He has been involved in animal experimentation since obtaining a Personal Licence in 1977.He has held a Home Office Project Licence from 1990 - 1996 and currently holds a Project Licence for guinea pig research.
He was a full time lecturer in Biomedical Sciences at the University of Aberdeen for six years during which he was a course organiser for the second year histology course which had over 160 science… read more
He is currently finishing basic research into the structure and function of a key part of the auditory brain (the inferior colliculus) which is an almost obligatory relay for auditory information… read more
HOCKLEY, ADAM, BERGER, JOEL I., SMITH, PAUL A., PALMER, ALAN R. and WALLACE, MARK N., 2020. Nitric oxide regulates the firing rate of neuronal subtypes in the guinea pig ventral cochlear nucleus EUROPEAN JOURNAL OF NEUROSCIENCE. 51(4), 963-983 HOCKLEY, A., BERGER, J.I., PALMER, A.R. and WALLACE, M.N., 2020. Nitric oxide increases gain within the ventral cochlear nucleus of guinea pigs with tinnitus. European Journal of Neuroscience. 52(9), 4057-4080
WILSON, C.A., BERGER, J.I., DE BOER, J., SEREDA, M., PALMER, A.R., HALL, D.A. and WALLACE, M.N., 2020. Using gap-induced inhibition of the post-auricular muscle response as an objective measure of tinnitus in humans. Acta Scientific Otolaryngology. 2(12), 40-52
WILSON CA, BERGER JI, DE BOER J, SEREDA M, PALMER AR, HALL DA and WALLACE MN, 2019. Gap-induced inhibition of the post-auricular muscle response in humans and guinea pigs. Hearing research. 374, 13-23

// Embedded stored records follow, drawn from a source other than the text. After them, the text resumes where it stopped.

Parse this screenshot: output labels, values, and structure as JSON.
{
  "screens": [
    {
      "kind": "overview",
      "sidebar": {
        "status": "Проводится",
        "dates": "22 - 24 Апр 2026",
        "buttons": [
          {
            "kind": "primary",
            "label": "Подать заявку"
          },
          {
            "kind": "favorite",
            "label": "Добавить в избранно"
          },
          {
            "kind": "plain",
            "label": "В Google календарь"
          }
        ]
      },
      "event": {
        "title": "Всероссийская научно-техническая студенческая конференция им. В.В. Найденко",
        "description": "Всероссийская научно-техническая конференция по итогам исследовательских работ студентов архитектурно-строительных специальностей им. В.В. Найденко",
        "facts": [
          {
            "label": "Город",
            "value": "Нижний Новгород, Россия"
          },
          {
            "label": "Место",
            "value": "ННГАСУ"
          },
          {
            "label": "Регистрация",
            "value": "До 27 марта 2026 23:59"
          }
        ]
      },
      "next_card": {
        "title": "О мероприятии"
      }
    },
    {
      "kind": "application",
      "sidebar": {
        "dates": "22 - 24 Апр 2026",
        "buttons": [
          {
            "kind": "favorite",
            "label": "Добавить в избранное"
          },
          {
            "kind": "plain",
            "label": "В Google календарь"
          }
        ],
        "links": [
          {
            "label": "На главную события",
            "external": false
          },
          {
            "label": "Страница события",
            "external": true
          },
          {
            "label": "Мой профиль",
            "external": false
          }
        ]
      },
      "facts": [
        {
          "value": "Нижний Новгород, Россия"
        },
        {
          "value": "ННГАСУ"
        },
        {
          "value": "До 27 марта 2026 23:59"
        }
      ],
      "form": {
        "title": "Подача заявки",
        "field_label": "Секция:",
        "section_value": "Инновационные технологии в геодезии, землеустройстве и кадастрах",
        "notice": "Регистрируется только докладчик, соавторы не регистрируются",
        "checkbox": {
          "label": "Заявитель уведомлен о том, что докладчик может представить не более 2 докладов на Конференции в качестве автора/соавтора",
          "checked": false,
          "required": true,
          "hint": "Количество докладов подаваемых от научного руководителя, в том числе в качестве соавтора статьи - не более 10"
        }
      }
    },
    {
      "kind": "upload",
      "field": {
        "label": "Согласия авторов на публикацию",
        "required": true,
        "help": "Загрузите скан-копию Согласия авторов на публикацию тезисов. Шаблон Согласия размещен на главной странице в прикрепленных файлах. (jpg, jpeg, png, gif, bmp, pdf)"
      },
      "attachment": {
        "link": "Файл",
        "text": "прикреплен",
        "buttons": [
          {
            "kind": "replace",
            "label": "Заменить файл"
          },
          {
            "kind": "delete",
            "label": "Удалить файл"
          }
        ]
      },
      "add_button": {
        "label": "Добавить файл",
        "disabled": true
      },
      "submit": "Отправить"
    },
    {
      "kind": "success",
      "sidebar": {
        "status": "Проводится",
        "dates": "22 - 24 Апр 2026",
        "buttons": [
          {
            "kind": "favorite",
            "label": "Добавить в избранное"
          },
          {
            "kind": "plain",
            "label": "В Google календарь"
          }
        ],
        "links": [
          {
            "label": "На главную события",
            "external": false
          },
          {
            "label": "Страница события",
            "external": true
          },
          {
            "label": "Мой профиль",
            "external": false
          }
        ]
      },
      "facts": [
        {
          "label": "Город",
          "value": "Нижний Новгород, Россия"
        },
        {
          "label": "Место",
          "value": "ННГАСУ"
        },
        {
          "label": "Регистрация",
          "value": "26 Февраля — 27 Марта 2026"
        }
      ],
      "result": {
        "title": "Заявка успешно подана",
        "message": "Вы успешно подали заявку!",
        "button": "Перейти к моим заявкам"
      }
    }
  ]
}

He is currently finishing basic research into the structure and function of a key part of the auditory brain (the inferior colliculus) which is an almost obligatory relay for auditory information ascending from the ear to the thalamus and neocortex. This involves the characterisation of a previously unknown type of cell in the inferior colliculus that has local axonal terminals that form basket-like endings around adjacent neurons. These apparently have the same function as the well-known inhibitory basket cells of the cortex and may have a role in binding together the activity of groups of adjacent neurons that are thought to be involved in the formation of auditory objects by the brain.
His main area of current research is in understanding more about the biological basis of tinnitus. Tinnitus is associated with an irritating ringing in the ears that is present even in the absence of any external source. It affects 10 - 15% of the population and is sufficiently serious in about 1% of the population that it adversely impacts on their quality of life. His current research involves the use of guinea pig and mice models of tinnitus . The group have developed a behavioural method for identifying tinnitus through examining changes in the acoustic startle shown by ear flicks in response to a brief loud click.
His future research is mainly aimed at trying to find a pharmacological cure for tinnitus. This currently involves collaborations with Prof. Peter MCNaughton at Imperial College London and Prof. David Baguley in Nottingham. Tinnitus appears to be associated with changes in the level or type of spontaneous activity in various parts of the auditory brain and especially the cortex. These changes may start in the peripheral sensory organs and involve altered activity in the auditory or other cranial nerves. By using drugs that block chronic neuropathic pain it should be possible to test the hypothesis that tinnitus can be silenced by blocking abnormal activity in peripheral nerves.